Asbestos Cement Roofing Strood
By prettypracticals October 21, 2023

Homeowners are increasingly concerned about dangers like asbestos in their homes. Many ask, What does asbestos look like? This guide will explain the look and feel of asbestos to help homeowners identify it safely. 

History and Use of Asbestos

Before diving into what asbestos looks like, it’s essential to understand its history. Used for thousands of years, asbestos was lauded for its fire-resistant properties. By the mid-20th century, it became a popular choice in construction, insulation, automotive parts, and various products. It wasn’t until the late 20th century that the health risks associated with asbestos inhalation became well-known, leading to a reduction in its use.

What Does Asbestos Look Like in Various Forms

Identifying asbestos in its various forms is crucial for ensuring safety in your home. Here’s a breakdown:

  • Friable Asbestos

This type of asbestos can be crumbled or reduced to powder by hand pressure. It appears loose and fluffy, similar to cotton or fibrous insulation. Popularly used in acoustic ceilings and low-density boards, friable asbestos is considered highly dangerous due to its ease of airborne dispersal.

  • Non-friable Asbestos

Tougher and more resilient, non-friable asbestos can’t be crumbled easily by hand. It’s often found in products like vinyl tiles, cement sheets, and other robust materials. While less likely to release fibres, damage or disturbance can increase its danger.

  • Vermiculite Insulation

While not all vermiculite contains asbestos, some of it was tainted with asbestos in the past. It looks like shiny, small granules or pebbles, often gold or brown. Found in older home attics, its resemblance to popcorn makes it distinguishable.

  • Asbestos Cement Sheets

Often grey and resembling ordinary cement, these sheets were popularly used for roofing, siding, and fencing. Looking for a wavy or corrugated pattern can help identify them.

  • Pipe Insulation

Older homes often have white or grey lagging around pipes, which could contain asbestos. It might look like cardboard or plaster when old and deteriorated.

Where Might You Find Asbestos in Your Home

Now that we’ve answered the question, What does asbestos look like? let’s discuss where you might encounter it:

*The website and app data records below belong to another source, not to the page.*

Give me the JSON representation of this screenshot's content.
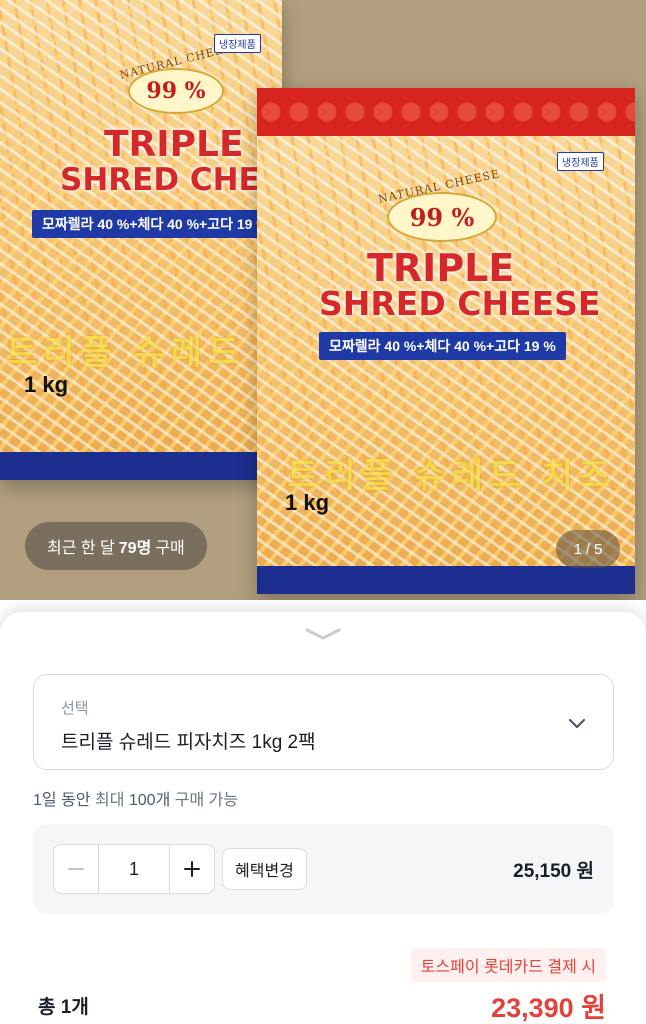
{
  "product_image": {
    "seal_text": "99 %",
    "seal_arc": "NATURAL CHEESE",
    "title_line1": "TRIPLE",
    "title_line2": "SHRED CHEESE",
    "ratio_text": "모짜렐라 40 %+체다 40 %+고다 19 %",
    "korean_name": "트리플 슈레드 치즈",
    "weight": "1 kg",
    "frozen_label": "냉장제품"
  },
  "purchase_pill": {
    "prefix": "최근 한 달",
    "count": "79명",
    "suffix": "구매"
  },
  "pager": {
    "current": "1",
    "separator": "/",
    "total": "5"
  },
  "option_select": {
    "caption": "선택",
    "value": "트리플 슈레드 피자치즈 1kg 2팩"
  },
  "limit": {
    "part1": "1일 동안",
    "part2": "최대",
    "part3": "100개",
    "part4": "구매 가능"
  },
  "option_row": {
    "quantity": "1",
    "benefit_button": "혜택변경",
    "price": "25,150 원"
  },
  "summary": {
    "promo": "토스페이 롯데카드 결제 시",
    "total_label": "총 1개",
    "total_price": "23,390 원"
  },
  "colors": {
    "accent_red": "#e5413b",
    "text_primary": "#191f28",
    "text_secondary": "#8b95a1"
  }
}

  • Ceilings: As mentioned, acoustic or ‘popcorn’ ceilings often contain friable asbestos.
  • Floor Tiles: Especially in homes built between the 1920s and 1980s, the adhesive used to stick floor tiles might contain asbestos.
  • Roofing and Siding: Older roofing shingles and siding materials, especially the wavy patterned ones, could contain asbestos.
  • Heating Systems: Old boilers, ducts, and steam pipes might have been insulated using asbestos-containing materials.

Safety Precautions When Dealing With Asbestos

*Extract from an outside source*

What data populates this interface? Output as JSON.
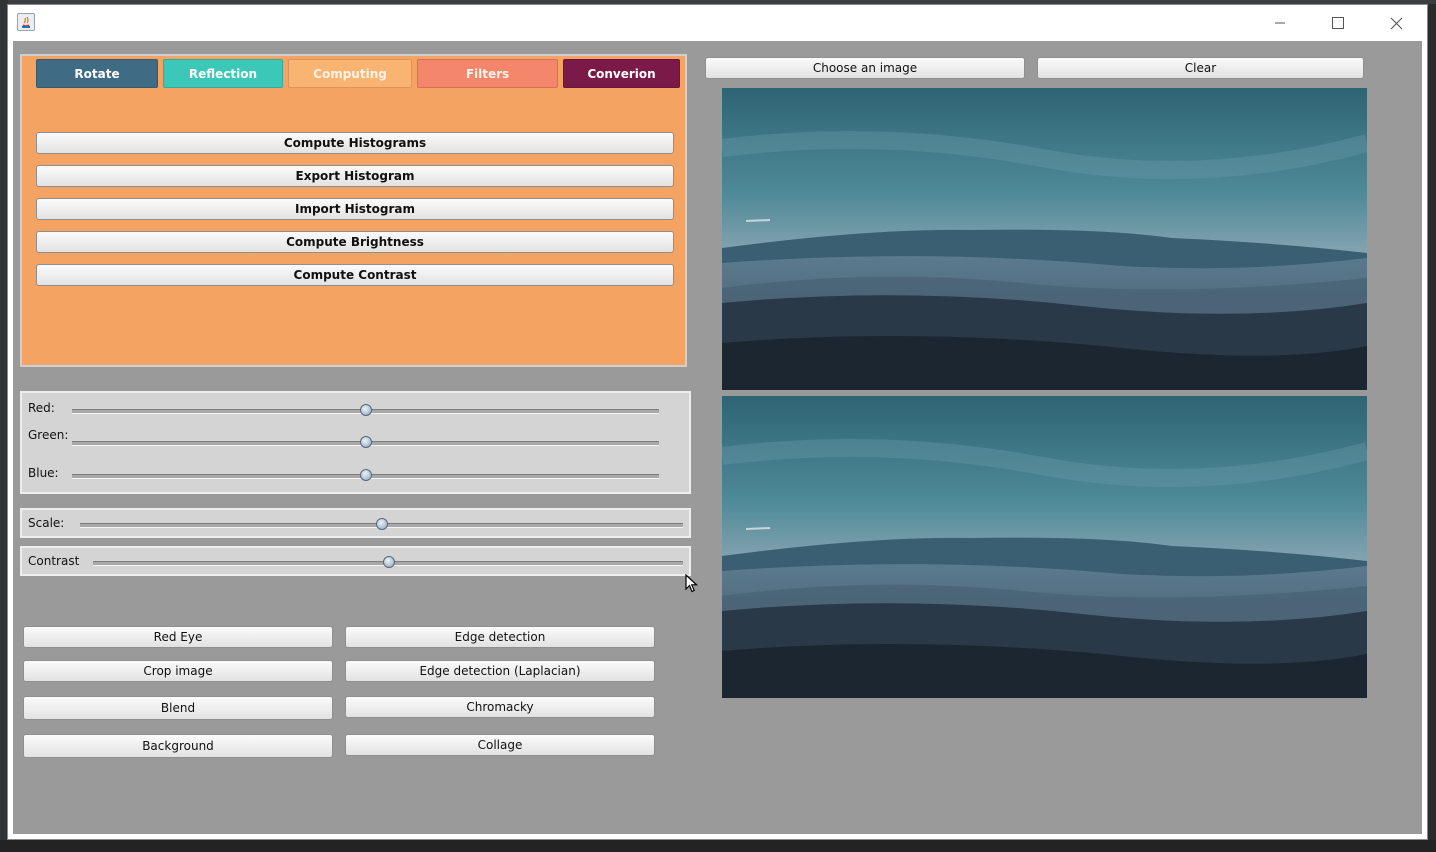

If you suspect your home contains asbestos, here are some safety precautions to keep in mind when dealing with asbestos:

  • Avoid Disturbance

Asbestos becomes a problem when it’s airborne. Avoid drilling, cutting, or doing anything that might release its fibres.

  • Get a Professional Assessment

If in doubt, call a professional to assess your home. They have the tools and knowledge to identify and manage asbestos safely.

  • Never DIY

As tempting as it may be, never try to remove asbestos on your own. Professionals are equipped with the right safety gear and disposal methods.

Key Takeaways

The query: what does asbestos look like? is an essential one for every homeowner. Asbestos may not have a distinct visual identity, but it’s essential to understand where it might lurk in your home. As a responsible homeowner, knowing of asbestos and its potential risks can protect your family’s health. If you ever suspect the presence of asbestos in your home, do not hesitate to seek professional assistance. Remember, when it comes to asbestos, it’s better to be safe than sorry.